### Work to complete:
Copy out every line from the records that includes "text".

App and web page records
┄┄┄┄┄┄┄┄┄┄

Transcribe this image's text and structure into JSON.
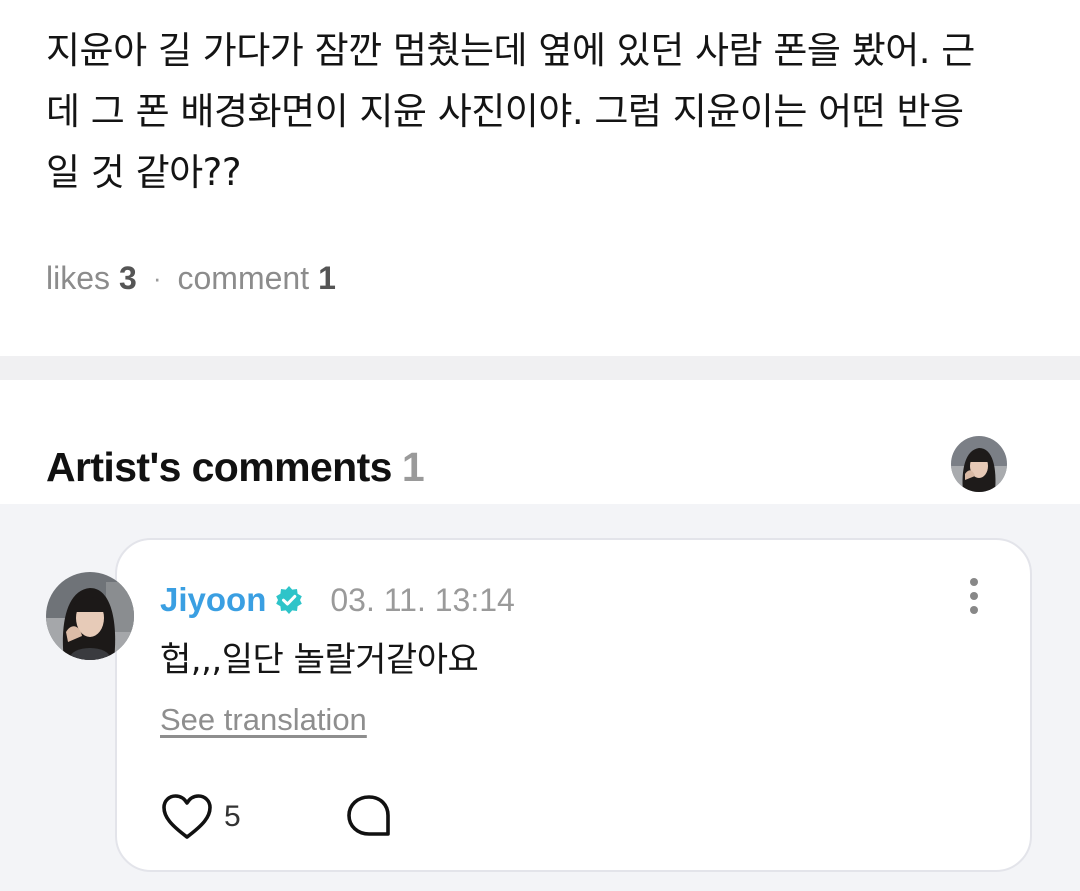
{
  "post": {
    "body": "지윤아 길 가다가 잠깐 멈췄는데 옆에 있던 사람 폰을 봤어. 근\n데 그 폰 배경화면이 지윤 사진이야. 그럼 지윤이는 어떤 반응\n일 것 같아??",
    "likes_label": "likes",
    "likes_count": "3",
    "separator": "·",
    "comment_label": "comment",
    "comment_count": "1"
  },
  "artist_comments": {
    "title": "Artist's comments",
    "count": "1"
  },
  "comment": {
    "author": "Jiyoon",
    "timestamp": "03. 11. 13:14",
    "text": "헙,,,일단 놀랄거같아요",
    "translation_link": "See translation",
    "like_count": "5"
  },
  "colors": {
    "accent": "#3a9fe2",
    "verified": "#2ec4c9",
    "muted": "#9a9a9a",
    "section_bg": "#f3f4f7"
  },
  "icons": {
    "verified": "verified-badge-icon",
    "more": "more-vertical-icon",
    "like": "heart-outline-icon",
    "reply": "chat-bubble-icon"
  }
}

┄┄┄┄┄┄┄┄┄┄

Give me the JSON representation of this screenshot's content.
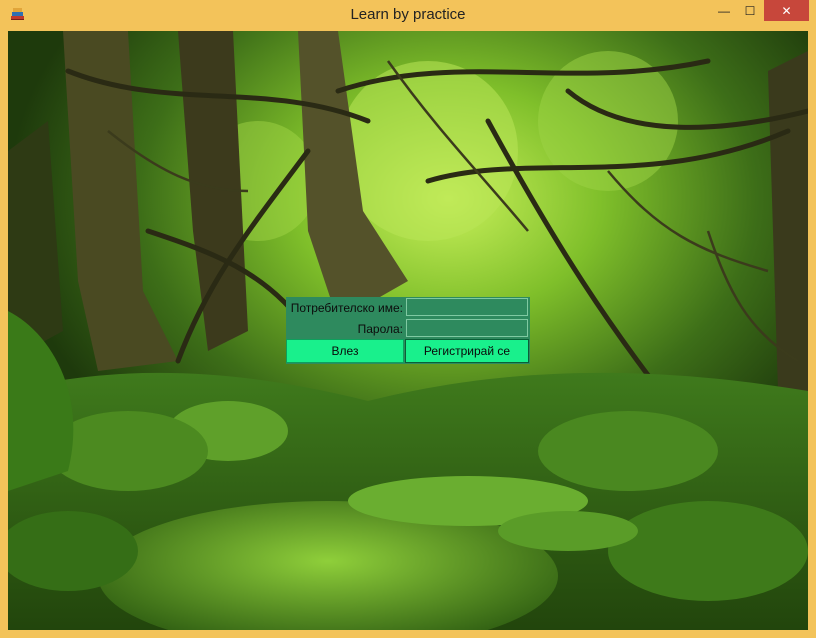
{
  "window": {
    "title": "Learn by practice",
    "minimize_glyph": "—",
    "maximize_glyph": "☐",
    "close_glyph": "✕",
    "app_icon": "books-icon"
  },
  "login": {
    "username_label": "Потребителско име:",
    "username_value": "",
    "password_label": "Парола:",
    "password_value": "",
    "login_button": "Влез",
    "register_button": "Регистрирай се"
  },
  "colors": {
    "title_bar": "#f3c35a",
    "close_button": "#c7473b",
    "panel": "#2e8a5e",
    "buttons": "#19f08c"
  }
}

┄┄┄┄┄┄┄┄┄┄

### Exercise solution:
Transcribe this image's text and structure into JSON.
    "text": "헙,,,일단 놀랄거같아요",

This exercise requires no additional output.